Scan the records below for the string "JSON" and return every line where it appears.

________________________

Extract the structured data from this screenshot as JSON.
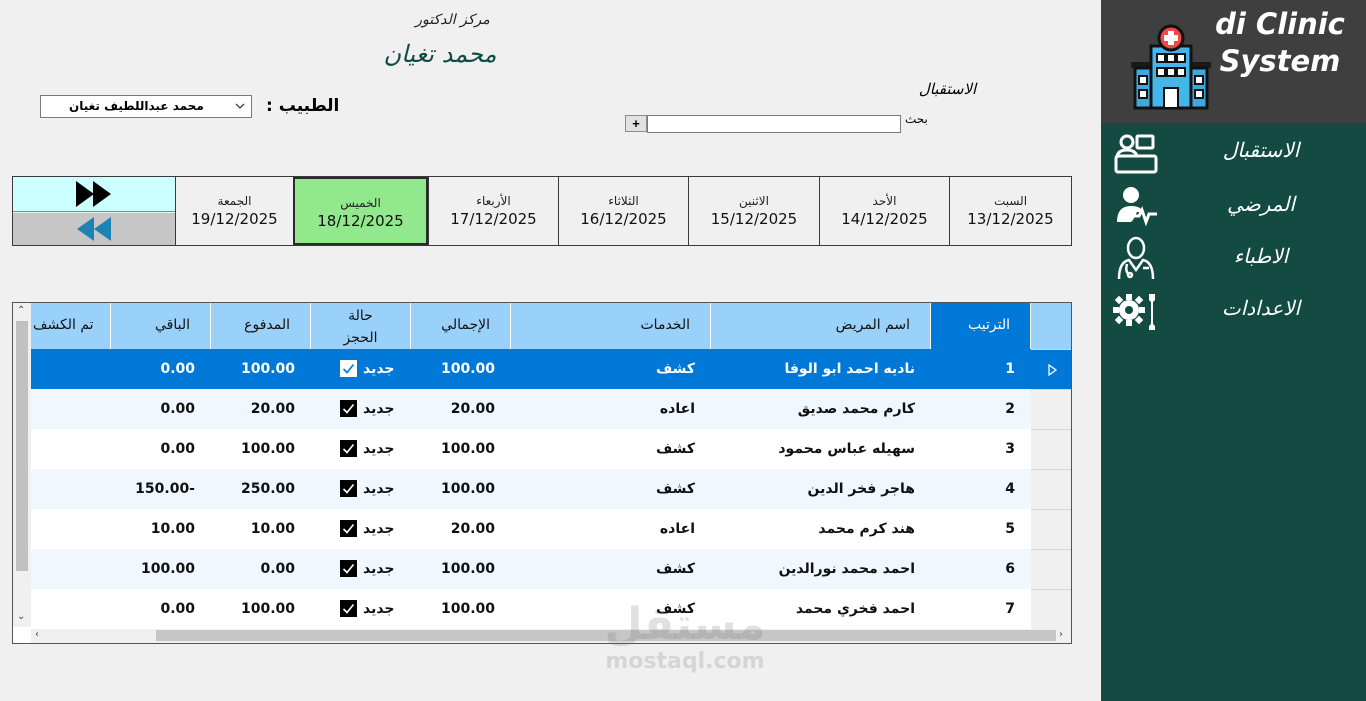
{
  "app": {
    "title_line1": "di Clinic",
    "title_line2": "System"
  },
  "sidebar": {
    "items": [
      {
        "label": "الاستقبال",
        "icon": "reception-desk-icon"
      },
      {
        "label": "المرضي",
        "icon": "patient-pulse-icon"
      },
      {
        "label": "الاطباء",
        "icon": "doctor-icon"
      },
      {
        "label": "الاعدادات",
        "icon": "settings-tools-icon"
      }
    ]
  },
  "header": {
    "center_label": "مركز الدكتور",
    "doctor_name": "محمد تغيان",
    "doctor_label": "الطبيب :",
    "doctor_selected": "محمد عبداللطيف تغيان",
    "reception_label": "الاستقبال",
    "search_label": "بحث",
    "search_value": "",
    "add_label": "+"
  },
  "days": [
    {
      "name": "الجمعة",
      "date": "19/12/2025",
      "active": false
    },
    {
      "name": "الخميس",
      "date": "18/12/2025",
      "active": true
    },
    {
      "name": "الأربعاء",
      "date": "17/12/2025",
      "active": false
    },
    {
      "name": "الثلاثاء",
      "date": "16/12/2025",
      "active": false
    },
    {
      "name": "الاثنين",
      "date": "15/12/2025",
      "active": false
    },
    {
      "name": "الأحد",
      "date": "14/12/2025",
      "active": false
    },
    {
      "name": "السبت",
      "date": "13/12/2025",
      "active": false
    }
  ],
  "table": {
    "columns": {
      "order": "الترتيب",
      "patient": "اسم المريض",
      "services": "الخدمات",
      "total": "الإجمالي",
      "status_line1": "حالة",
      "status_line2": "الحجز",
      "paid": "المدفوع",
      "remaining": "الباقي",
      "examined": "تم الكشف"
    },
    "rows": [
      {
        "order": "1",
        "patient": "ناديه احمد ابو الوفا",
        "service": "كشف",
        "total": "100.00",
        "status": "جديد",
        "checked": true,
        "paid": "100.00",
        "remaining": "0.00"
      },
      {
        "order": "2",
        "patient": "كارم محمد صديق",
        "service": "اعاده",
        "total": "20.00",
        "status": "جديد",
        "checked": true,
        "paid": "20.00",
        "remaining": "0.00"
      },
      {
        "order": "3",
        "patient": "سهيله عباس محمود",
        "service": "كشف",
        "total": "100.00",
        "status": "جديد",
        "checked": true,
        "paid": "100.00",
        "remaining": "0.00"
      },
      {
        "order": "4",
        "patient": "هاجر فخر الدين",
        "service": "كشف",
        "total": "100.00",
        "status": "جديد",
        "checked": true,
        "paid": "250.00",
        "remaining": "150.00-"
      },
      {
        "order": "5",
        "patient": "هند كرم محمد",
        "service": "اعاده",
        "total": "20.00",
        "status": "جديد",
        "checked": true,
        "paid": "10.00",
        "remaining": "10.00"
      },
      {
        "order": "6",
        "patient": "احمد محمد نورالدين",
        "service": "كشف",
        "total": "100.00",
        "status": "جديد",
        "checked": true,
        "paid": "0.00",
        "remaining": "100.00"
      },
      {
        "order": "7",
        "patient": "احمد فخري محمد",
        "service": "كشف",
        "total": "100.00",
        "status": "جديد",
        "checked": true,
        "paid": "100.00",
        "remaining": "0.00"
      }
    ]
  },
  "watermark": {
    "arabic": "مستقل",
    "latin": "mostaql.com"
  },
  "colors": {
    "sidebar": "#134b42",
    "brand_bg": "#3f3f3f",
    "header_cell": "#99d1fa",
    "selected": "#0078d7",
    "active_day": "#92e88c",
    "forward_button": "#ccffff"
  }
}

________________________

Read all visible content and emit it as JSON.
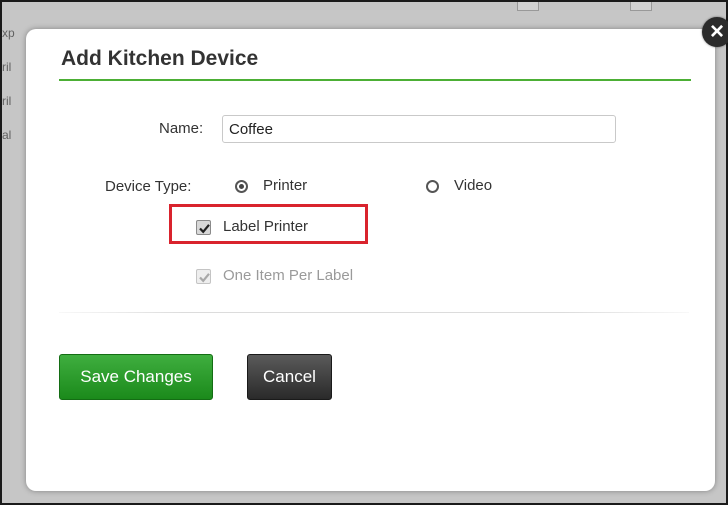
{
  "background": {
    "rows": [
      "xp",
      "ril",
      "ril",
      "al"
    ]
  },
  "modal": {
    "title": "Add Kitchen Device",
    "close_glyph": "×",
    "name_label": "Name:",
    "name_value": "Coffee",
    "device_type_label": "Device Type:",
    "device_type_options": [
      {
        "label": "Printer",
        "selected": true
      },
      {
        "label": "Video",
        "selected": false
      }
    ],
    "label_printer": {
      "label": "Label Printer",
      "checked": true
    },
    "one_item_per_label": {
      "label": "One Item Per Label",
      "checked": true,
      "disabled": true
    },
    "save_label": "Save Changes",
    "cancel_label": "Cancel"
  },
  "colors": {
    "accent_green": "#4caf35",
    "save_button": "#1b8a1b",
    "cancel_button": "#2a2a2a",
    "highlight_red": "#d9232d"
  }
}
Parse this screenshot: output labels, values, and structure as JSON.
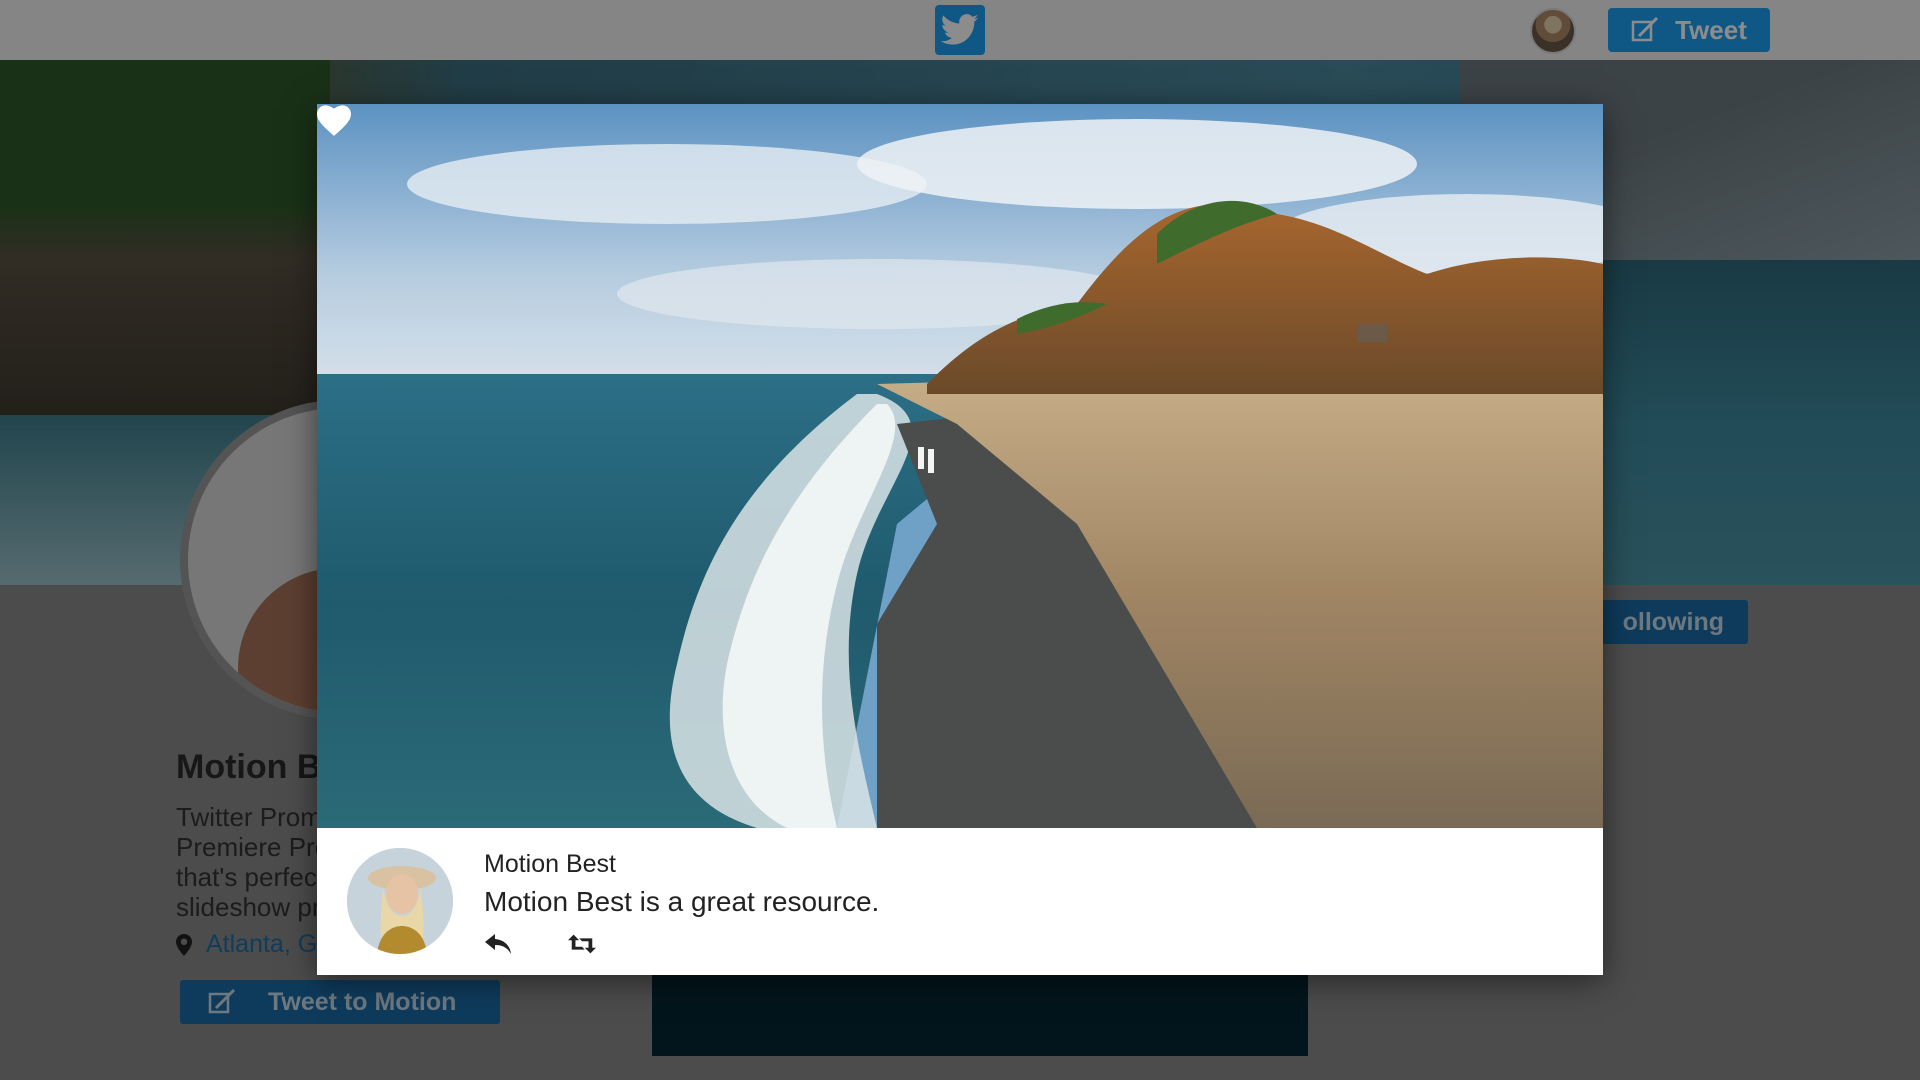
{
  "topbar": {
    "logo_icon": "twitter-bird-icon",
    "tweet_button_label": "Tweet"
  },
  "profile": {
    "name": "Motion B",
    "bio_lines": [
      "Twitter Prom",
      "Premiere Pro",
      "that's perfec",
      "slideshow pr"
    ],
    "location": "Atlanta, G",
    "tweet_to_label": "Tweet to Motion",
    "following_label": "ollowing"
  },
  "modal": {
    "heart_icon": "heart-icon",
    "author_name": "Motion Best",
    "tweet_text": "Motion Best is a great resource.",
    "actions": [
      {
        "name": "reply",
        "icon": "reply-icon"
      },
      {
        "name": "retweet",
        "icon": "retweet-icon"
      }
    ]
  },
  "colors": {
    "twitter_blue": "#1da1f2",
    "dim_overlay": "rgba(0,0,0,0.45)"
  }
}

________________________

### Exercise answer
Extract the structured data from this screenshot as JSON.
Read all visible content and emit it as JSON.
Parse this screenshot: output labels, values, and structure as JSON.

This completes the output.